Simon Ray | Indian & Islamic Works of Art

Page 15

4 S TA N D I N G G A N E S H A


A carved greyish yellow sandstone sculpture of a standing Ganesha, wearing a sampot and facing forwards, his trunk bent at a right angle so as to reach the sweets in his left hand. Ganesha, the elephant-headed Hindu god of auspiciousness, stands in a formal pose, staring directly out at the viewer through his heavily incised eyes. His ears, chased to the tops to indicate bone or sinew, sit to either side, gently resting upon his broad shoulders. Below, his large tusk-less trunk swings to his left side, bringing a constant supply of sweets or laddus from his hand and towards his hidden mouth. His mostly naked body has a prominent bulbous belly, almost echoing the curves of the trunk above, whilst framing below his traditional Khmer wraparound sampot with a portion of the garments hanging as a sash between his legs. His now missing right arm would possibly have carried his broken tusks.
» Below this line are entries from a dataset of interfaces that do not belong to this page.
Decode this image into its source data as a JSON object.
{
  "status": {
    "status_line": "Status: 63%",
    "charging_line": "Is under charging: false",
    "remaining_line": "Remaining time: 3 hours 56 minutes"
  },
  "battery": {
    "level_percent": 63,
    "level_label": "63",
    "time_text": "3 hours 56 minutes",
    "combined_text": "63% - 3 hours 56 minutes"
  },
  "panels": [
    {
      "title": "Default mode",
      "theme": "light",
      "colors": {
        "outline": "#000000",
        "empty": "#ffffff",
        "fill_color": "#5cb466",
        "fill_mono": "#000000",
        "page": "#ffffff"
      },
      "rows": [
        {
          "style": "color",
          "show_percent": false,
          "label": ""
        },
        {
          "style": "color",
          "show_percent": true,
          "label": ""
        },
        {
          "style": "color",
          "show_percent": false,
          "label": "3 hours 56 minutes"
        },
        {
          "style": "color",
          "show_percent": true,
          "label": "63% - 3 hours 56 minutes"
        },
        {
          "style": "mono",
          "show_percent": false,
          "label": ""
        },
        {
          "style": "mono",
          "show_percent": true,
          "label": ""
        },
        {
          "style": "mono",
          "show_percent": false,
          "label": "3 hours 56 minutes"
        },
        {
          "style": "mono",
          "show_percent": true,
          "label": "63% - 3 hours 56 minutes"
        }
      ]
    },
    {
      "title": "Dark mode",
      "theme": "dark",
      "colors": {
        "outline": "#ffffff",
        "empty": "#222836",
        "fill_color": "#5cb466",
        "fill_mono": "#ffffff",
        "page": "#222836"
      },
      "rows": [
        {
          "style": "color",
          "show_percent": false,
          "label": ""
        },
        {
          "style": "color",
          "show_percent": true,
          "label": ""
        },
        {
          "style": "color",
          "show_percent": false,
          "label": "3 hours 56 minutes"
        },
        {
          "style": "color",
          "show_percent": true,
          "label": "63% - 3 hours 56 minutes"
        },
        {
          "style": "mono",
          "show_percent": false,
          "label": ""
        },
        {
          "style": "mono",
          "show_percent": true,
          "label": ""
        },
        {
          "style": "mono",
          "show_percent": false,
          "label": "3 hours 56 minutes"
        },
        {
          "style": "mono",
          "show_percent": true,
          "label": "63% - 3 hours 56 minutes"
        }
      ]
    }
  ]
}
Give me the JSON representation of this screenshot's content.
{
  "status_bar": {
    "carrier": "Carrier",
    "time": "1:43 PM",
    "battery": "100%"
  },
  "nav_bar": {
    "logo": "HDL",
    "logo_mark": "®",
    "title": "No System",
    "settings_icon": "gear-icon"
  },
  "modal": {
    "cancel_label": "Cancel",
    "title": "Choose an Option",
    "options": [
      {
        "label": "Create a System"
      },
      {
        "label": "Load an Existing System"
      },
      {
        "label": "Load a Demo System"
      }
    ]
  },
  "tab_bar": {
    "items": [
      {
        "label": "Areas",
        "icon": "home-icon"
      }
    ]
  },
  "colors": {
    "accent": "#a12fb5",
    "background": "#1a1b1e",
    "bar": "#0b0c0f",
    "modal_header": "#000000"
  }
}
in Wolfgang Felten and Martin Lerner, Thai and Cambodian Sculpture from the 6th to the 14th centuries, 1988, pp. 174-175, colour pl. 6. Felten and Lerner observe that representations of Ganesha in pre-Angkorian art are rare and disparate in style. They cite two related examples, one at the Phnom Penh Museum and another at the Metropolitan Museum of Art in New York. The earliest representations of Ganesha in Cambodian art are from the seventh century, the dating of our sculpture. Indian Ganeshas tended to have four arms rather than the two we see here. The lack of adornment to his body and his naturalistic and anatomical portrayal are all signs of sculpture from this period.1

Provenance: Douglas Latchford since the 1980s

Reference: 1. Helen Ibbitson Jessup and Thierry

A related standing Ganesha from the pre-Angkor period is illustrated

ZĂŠphir (eds.), Sculpture of Angkor and Ancient Cambodia, 1997, p. 180.